Seymour was a candidate for Mayor of Newark in 1894 but lost by nearly 5,000 votes. He ran for mayor again in 1896 and won by a margin of 3,396 votes. He was re-elected as mayor in 1898 and 1900.[2] While he was mayor construction began on a new city hall in Newark. Seymour argued for the creation of "Greater Newark" by the annexation of a number of nearby towns: East Orange, Vailsburg, Harrison, Kearney, and Belleville. Of these, only Vailsburg was eventually annexed to Newark.[3]

In 1901 he was the Democratic candidate for Governor of New Jersey, opposing the Republican Franklin Murphy. He lost the election by a vote of 183,814 to 166,681.[5]

Seymour died in 1905 at his Newark, New Jersey home at the age of 68.[6]


  1. ^ "Henry M. Doremus Sworn In by His Predecessor" (PDF). The New York Times. The New York Times. January 2, 1903. Retrieved December 28, 2009. Mayor Henry M. Doremus was inducted into office at noon to-day. The oath was administered by the retiring Mayor, James M. Seymour ... 
  2. ^ a b c d Proceedings of the New Jersey Historical Society. 3. 5. 1909. pp. 95–96. Retrieved December 28, 2009. 
  3. ^ a b Urquhart, Frank John (1913). A History of the City of Newark, New Jersey. 3. pp. 205–206. Retrieved December 28, 2009. 
  4. ^ "Some Curious Relics" (PDF). The New York Times. The New York Times. May 3, 1891. Retrieved December 28, 2009. James M. Seymour, Supervisor of the State prison, whose residence is in Newark ... 
  5. ^ "Mayor of Newark Nominee for Governor" (PDF). The New York Times. The New York Times.
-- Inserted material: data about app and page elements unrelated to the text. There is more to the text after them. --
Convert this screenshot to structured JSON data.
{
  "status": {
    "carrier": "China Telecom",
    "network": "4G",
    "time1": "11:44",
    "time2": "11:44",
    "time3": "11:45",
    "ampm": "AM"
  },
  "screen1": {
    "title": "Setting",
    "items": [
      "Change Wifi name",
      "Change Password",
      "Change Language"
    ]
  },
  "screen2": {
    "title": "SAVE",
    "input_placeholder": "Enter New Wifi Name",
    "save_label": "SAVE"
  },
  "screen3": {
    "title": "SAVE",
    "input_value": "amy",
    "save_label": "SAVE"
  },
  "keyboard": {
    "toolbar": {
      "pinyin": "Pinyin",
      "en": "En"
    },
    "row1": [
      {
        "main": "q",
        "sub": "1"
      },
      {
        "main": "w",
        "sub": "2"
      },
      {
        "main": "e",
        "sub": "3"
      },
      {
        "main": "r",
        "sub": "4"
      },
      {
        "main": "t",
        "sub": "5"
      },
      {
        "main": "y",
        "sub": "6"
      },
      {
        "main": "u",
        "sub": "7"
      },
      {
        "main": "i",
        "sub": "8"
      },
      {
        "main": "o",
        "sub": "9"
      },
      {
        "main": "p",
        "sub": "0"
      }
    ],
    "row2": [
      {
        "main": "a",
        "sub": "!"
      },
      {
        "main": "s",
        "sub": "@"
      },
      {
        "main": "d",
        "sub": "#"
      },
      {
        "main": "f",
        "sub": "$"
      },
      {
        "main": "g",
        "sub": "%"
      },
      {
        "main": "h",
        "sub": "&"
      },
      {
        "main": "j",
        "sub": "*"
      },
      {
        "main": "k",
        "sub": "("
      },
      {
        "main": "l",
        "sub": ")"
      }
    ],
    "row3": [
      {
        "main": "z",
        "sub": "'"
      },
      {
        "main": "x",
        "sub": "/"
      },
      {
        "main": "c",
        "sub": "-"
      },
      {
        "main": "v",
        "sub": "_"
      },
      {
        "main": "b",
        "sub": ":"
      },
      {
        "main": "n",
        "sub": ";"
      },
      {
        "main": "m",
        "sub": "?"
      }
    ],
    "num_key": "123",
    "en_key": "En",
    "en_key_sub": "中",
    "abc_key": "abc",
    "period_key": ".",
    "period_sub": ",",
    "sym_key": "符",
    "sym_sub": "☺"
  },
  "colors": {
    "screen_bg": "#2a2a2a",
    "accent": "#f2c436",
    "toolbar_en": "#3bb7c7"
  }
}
October 2, 1901. Retrieved December 28, 2009. Mayor James M. Seymour of Newark was nominated to-day as the Democratic candidate for Governor of New Jersey in a convention that at times was turbulent in ... 
  6. ^ "Death list of a day" (PDF). The New York Times. The New York Times. April 2, 1905. Retrieved December 28, 2009. 
Political offices
Preceded by
Julius A. Lebkuecher
Mayor of Newark
January 1, 1896 – January 1, 1903
Succeeded by
Henry Meade Doremus
Party political offices
Preceded by
Elvin W. Crane
Democratic Nominee for Governor of New Jersey
Succeeded by
Charles C. Black